* a2 Milk forecasts FY18 revenues of NZ$900-920 mln
* a2 shares dive 20 pct to 3-month low, Synlait shares drop 5 pct
* Disappoints investor expectations- fund manager (Adds company comment, updates market reaction)
By Charlotte Greenfield
WELLINGTON, May 16 (Reuters) - New Zealand dairy firm a2 Milk Company Ltd dashed market expectations on Wednesday with a forecast for annual revenue growth of more than 63 percent, sending its shares to a three-month low.
a2, which relies heavily on sales to China, said it expected revenue for the 2018 financial year of NZ$900 million ($617.4 million) to NZ$920 million, compared with NZ$549.5 million the previous year.
The firm released the forecast after noticing that some analysts expected revenue as high as NZ$950 million, spokesman Barry Akers said.
The stock dropped 20 percent to a three-month low shortly after the market opened, before recovering slightly to NZ$11.48. Shares in Synlait Milk, which has a supply arrangement with a2, dropped 5 percent to NZ$10.22.
“Everyone’s been too optimistic, the stock has been over-hyped and people expect upgrades constantly and clearly this is not an upgrade,” said Mark Brown, chief investment officer at Devon Funds Management, which owns a2 shares. The drop in a2 shares also weighed on New Zealand’s benchmark S&P/NZX 50 index, which fell as much as 2.3 percent to an almost two-week trough, before paring some of its losses to trade down 1.3 percent.
a2’s revenues more than tripled in the three years to June 2017 as its infant formula was embraced by Chinese parents, driving its shares up more than 600 percent since the start of 2016.
However, the company said on Wednesday that higher marketing costs and slower sales were starting to drag.

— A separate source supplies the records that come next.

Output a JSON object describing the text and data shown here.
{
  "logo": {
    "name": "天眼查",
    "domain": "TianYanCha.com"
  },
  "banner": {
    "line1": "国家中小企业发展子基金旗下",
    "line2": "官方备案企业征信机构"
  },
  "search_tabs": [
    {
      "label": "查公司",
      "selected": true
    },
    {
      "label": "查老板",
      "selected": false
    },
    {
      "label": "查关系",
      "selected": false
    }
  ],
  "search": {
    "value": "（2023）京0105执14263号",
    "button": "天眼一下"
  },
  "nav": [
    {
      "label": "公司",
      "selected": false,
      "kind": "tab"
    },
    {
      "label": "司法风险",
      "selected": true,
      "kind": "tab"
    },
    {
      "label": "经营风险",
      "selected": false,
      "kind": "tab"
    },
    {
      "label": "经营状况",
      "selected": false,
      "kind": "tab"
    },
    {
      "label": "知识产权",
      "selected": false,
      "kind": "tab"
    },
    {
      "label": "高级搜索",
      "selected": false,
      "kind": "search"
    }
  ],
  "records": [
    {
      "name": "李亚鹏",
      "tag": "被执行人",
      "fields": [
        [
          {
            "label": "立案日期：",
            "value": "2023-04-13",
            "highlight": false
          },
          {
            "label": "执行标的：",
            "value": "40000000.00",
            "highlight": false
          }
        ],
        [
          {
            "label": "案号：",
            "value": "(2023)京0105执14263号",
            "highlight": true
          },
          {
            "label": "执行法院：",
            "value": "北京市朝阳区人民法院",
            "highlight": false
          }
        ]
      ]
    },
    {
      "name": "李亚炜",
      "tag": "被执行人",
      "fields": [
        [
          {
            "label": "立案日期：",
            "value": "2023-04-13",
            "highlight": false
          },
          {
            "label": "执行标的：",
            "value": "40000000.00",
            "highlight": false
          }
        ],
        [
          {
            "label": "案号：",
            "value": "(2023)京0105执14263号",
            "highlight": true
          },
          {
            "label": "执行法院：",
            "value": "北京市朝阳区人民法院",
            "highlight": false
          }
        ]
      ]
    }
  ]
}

It expects to spend about NZ$82 million to NZ$87 million on marketing for the full year, including a video billboard campaign in Hong Kong and increasing its presence in Chinese stores with “Push Girls”, or sales assistants that work on behalf of a brand.
The forecast revenue also reflected the impact of seasonal sales in China, which are weighted towards the first half of the financial year.

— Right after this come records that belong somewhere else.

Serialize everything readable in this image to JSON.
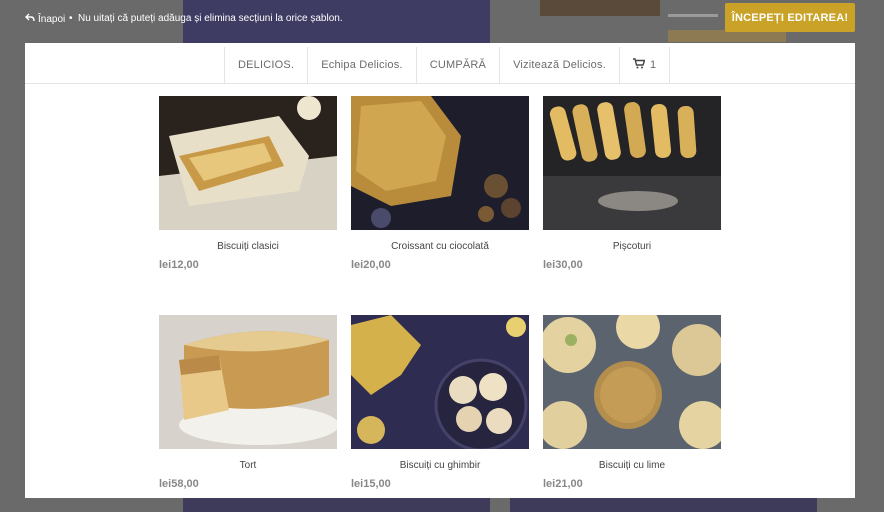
{
  "editor": {
    "back_label": "Înapoi",
    "separator": "•",
    "notice": "Nu uitați că puteți adăuga și elimina secțiuni la orice șablon.",
    "start_button": "ÎNCEPEȚI EDITAREA!"
  },
  "nav": {
    "items": [
      {
        "label": "DELICIOS."
      },
      {
        "label": "Echipa Delicios."
      },
      {
        "label": "CUMPĂRĂ"
      },
      {
        "label": "Vizitează Delicios."
      }
    ],
    "cart_icon": "cart-icon",
    "cart_count": "1"
  },
  "products": [
    {
      "name": "Biscuiți clasici",
      "price": "lei12,00"
    },
    {
      "name": "Croissant cu ciocolată",
      "price": "lei20,00"
    },
    {
      "name": "Pișcoturi",
      "price": "lei30,00"
    },
    {
      "name": "Tort",
      "price": "lei58,00"
    },
    {
      "name": "Biscuiți cu ghimbir",
      "price": "lei15,00"
    },
    {
      "name": "Biscuiți cu lime",
      "price": "lei21,00"
    }
  ],
  "colors": {
    "accent": "#c9a227",
    "overlay": "#6a6a6a"
  }
}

“It’s a disappointment with respect to their sales as well,” Brown said, noting that export data tracked by Devon Funds suggested direct sales to China had slowed compared to the end of 2017.
$1 = 1.4579 New Zealand dollars Reporting by Nicole Pinto in BENGALURU and Charlotte Greenfield in WELLINGTON; Editing by Stephen Coates